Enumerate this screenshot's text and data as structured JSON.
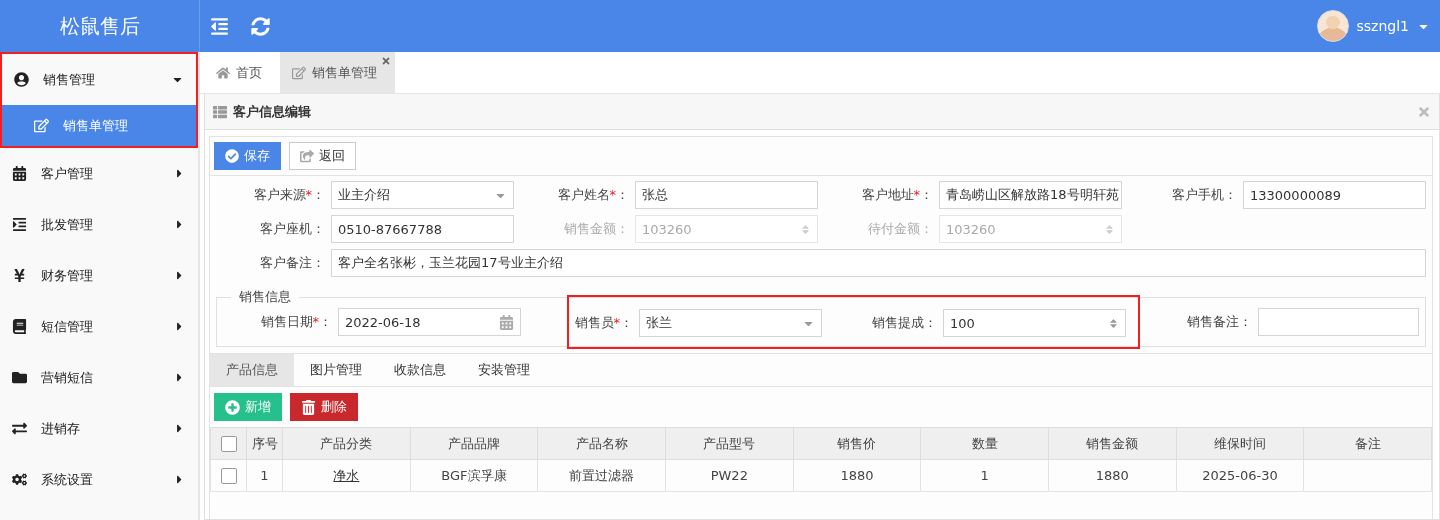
{
  "app": {
    "logo": "松鼠售后",
    "user": "sszngl1"
  },
  "sidebar": {
    "items": [
      {
        "label": "销售管理",
        "expanded": true,
        "highlighted": true,
        "children": [
          {
            "label": "销售单管理",
            "selected": true
          }
        ]
      },
      {
        "label": "客户管理",
        "expanded": false,
        "highlighted": false
      },
      {
        "label": "批发管理",
        "expanded": false,
        "highlighted": false
      },
      {
        "label": "财务管理",
        "expanded": false,
        "highlighted": false
      },
      {
        "label": "短信管理",
        "expanded": false,
        "highlighted": false
      },
      {
        "label": "营销短信",
        "expanded": false,
        "highlighted": false
      },
      {
        "label": "进销存",
        "expanded": false,
        "highlighted": false
      },
      {
        "label": "系统设置",
        "expanded": false,
        "highlighted": false
      }
    ]
  },
  "tabs": [
    {
      "label": "首页",
      "selected": false,
      "closable": false
    },
    {
      "label": "销售单管理",
      "selected": true,
      "closable": true
    }
  ],
  "panel": {
    "title": "客户信息编辑",
    "toolbar": [
      {
        "label": "保存",
        "kind": "primary"
      },
      {
        "label": "返回",
        "kind": "outline"
      }
    ],
    "fields": [
      {
        "label": "客户来源",
        "required_mark": "*",
        "suffix": "：",
        "kind": "select",
        "value": "业主介绍",
        "disabled": false
      },
      {
        "label": "客户姓名",
        "required_mark": "*",
        "suffix": "：",
        "kind": "text",
        "value": "张总",
        "disabled": false
      },
      {
        "label": "客户地址",
        "required_mark": "*",
        "suffix": "：",
        "kind": "text",
        "value": "青岛崂山区解放路18号明轩苑",
        "disabled": false
      },
      {
        "label": "客户手机",
        "suffix": "：",
        "kind": "text",
        "value": "13300000089",
        "disabled": false
      },
      {
        "label": "客户座机",
        "suffix": "：",
        "kind": "text",
        "value": "0510-87667788",
        "disabled": false
      },
      {
        "label": "销售金额",
        "suffix": "：",
        "kind": "spinner",
        "value": "103260",
        "disabled": true
      },
      {
        "label": "待付金额",
        "suffix": "：",
        "kind": "spinner",
        "value": "103260",
        "disabled": true
      },
      {
        "label": "客户备注",
        "suffix": "：",
        "kind": "wide",
        "value": "客户全名张彬，玉兰花园17号业主介绍",
        "disabled": false
      }
    ],
    "sales_info": {
      "legend": "销售信息",
      "fields": [
        {
          "label": "销售日期",
          "required_mark": "*",
          "suffix": "：",
          "kind": "date",
          "value": "2022-06-18",
          "highlighted": false
        },
        {
          "label": "销售员",
          "required_mark": "*",
          "suffix": "：",
          "kind": "select",
          "value": "张兰",
          "highlighted": true
        },
        {
          "label": "销售提成",
          "suffix": "：",
          "kind": "spinner",
          "value": "100",
          "highlighted": true
        },
        {
          "label": "销售备注",
          "suffix": "：",
          "kind": "text",
          "highlighted": false
        }
      ]
    },
    "subtabs": [
      {
        "label": "产品信息",
        "selected": true
      },
      {
        "label": "图片管理",
        "selected": false
      },
      {
        "label": "收款信息",
        "selected": false
      },
      {
        "label": "安装管理",
        "selected": false
      }
    ],
    "actions": [
      {
        "label": "新增",
        "kind": "add"
      },
      {
        "label": "删除",
        "kind": "delete"
      }
    ],
    "table": {
      "all_checked": false,
      "columns": [
        "序号",
        "产品分类",
        "产品品牌",
        "产品名称",
        "产品型号",
        "销售价",
        "数量",
        "销售金额",
        "维保时间",
        "备注"
      ],
      "rows": [
        {
          "checked": false,
          "cells": [
            "1",
            "净水",
            "BGF滨孚康",
            "前置过滤器",
            "PW22",
            "1880",
            "1",
            "1880",
            "2025-06-30",
            ""
          ]
        }
      ]
    }
  }
}
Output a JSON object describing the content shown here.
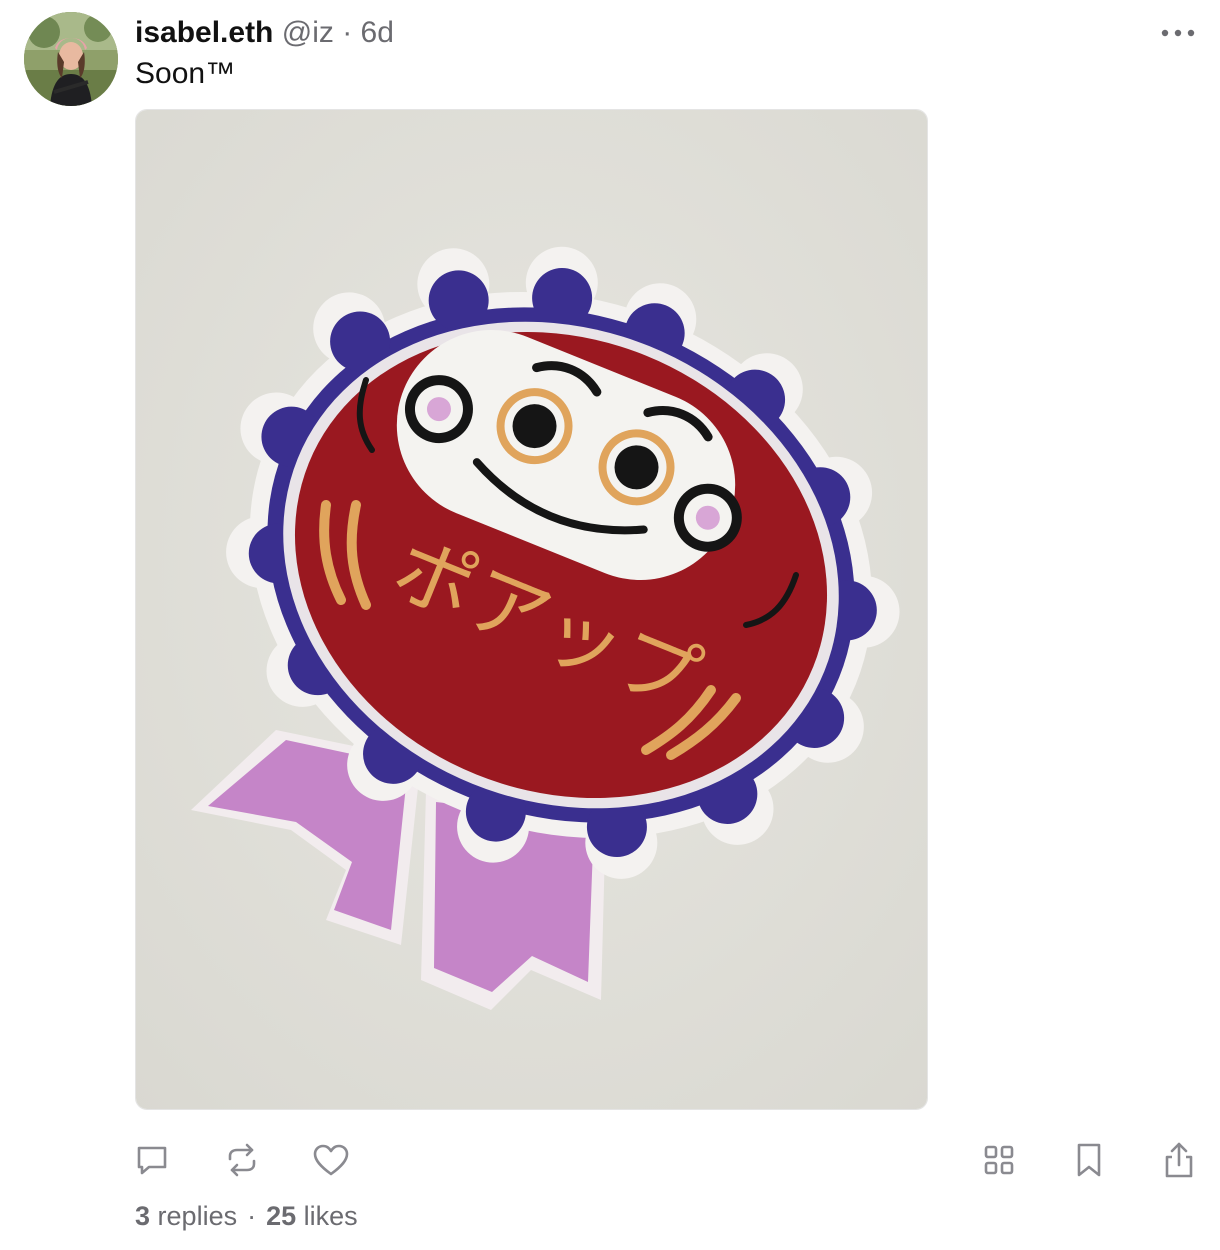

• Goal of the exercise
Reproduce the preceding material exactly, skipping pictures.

• Output
Enumerate this screenshot's text and data as structured JSON.
{
  "app": {
    "logo": "松鼠售后",
    "user": "sszngl1"
  },
  "sidebar": {
    "items": [
      {
        "label": "销售管理",
        "expanded": true,
        "highlighted": true,
        "children": [
          {
            "label": "销售单管理",
            "selected": true
          }
        ]
      },
      {
        "label": "客户管理",
        "expanded": false,
        "highlighted": false
      },
      {
        "label": "批发管理",
        "expanded": false,
        "highlighted": false
      },
      {
        "label": "财务管理",
        "expanded": false,
        "highlighted": false
      },
      {
        "label": "短信管理",
        "expanded": false,
        "highlighted": false
      },
      {
        "label": "营销短信",
        "expanded": false,
        "highlighted": false
      },
      {
        "label": "进销存",
        "expanded": false,
        "highlighted": false
      },
      {
        "label": "系统设置",
        "expanded": false,
        "highlighted": false
      }
    ]
  },
  "tabs": [
    {
      "label": "首页",
      "selected": false,
      "closable": false
    },
    {
      "label": "销售单管理",
      "selected": true,
      "closable": true
    }
  ],
  "panel": {
    "title": "客户信息编辑",
    "toolbar": [
      {
        "label": "保存",
        "kind": "primary"
      },
      {
        "label": "返回",
        "kind": "outline"
      }
    ],
    "fields": [
      {
        "label": "客户来源",
        "required_mark": "*",
        "suffix": "：",
        "kind": "select",
        "value": "业主介绍",
        "disabled": false
      },
      {
        "label": "客户姓名",
        "required_mark": "*",
        "suffix": "：",
        "kind": "text",
        "value": "张总",
        "disabled": false
      },
      {
        "label": "客户地址",
        "required_mark": "*",
        "suffix": "：",
        "kind": "text",
        "value": "青岛崂山区解放路18号明轩苑",
        "disabled": false
      },
      {
        "label": "客户手机",
        "suffix": "：",
        "kind": "text",
        "value": "13300000089",
        "disabled": false
      },
      {
        "label": "客户座机",
        "suffix": "：",
        "kind": "text",
        "value": "0510-87667788",
        "disabled": false
      },
      {
        "label": "销售金额",
        "suffix": "：",
        "kind": "spinner",
        "value": "103260",
        "disabled": true
      },
      {
        "label": "待付金额",
        "suffix": "：",
        "kind": "spinner",
        "value": "103260",
        "disabled": true
      },
      {
        "label": "客户备注",
        "suffix": "：",
        "kind": "wide",
        "value": "客户全名张彬，玉兰花园17号业主介绍",
        "disabled": false
      }
    ],
    "sales_info": {
      "legend": "销售信息",
      "fields": [
        {
          "label": "销售日期",
          "required_mark": "*",
          "suffix": "：",
          "kind": "date",
          "value": "2022-06-18",
          "highlighted": false
        },
        {
          "label": "销售员",
          "required_mark": "*",
          "suffix": "：",
          "kind": "select",
          "value": "张兰",
          "highlighted": true
        },
        {
          "label": "销售提成",
          "suffix": "：",
          "kind": "spinner",
          "value": "100",
          "highlighted": true
        },
        {
          "label": "销售备注",
          "suffix": "：",
          "kind": "text",
          "highlighted": false
        }
      ]
    },
    "subtabs": [
      {
        "label": "产品信息",
        "selected": true
      },
      {
        "label": "图片管理",
        "selected": false
      },
      {
        "label": "收款信息",
        "selected": false
      },
      {
        "label": "安装管理",
        "selected": false
      }
    ],
    "actions": [
      {
        "label": "新增",
        "kind": "add"
      },
      {
        "label": "删除",
        "kind": "delete"
      }
    ],
    "table": {
      "all_checked": false,
      "columns": [
        "序号",
        "产品分类",
        "产品品牌",
        "产品名称",
        "产品型号",
        "销售价",
        "数量",
        "销售金额",
        "维保时间",
        "备注"
      ],
      "rows": [
        {
          "checked": false,
          "cells": [
            "1",
            "净水",
            "BGF滨孚康",
            "前置过滤器",
            "PW22",
            "1880",
            "1",
            "1880",
            "2025-06-30",
            ""
          ]
        }
      ]
    }
  }
}
Output a JSON object describing the content shown here.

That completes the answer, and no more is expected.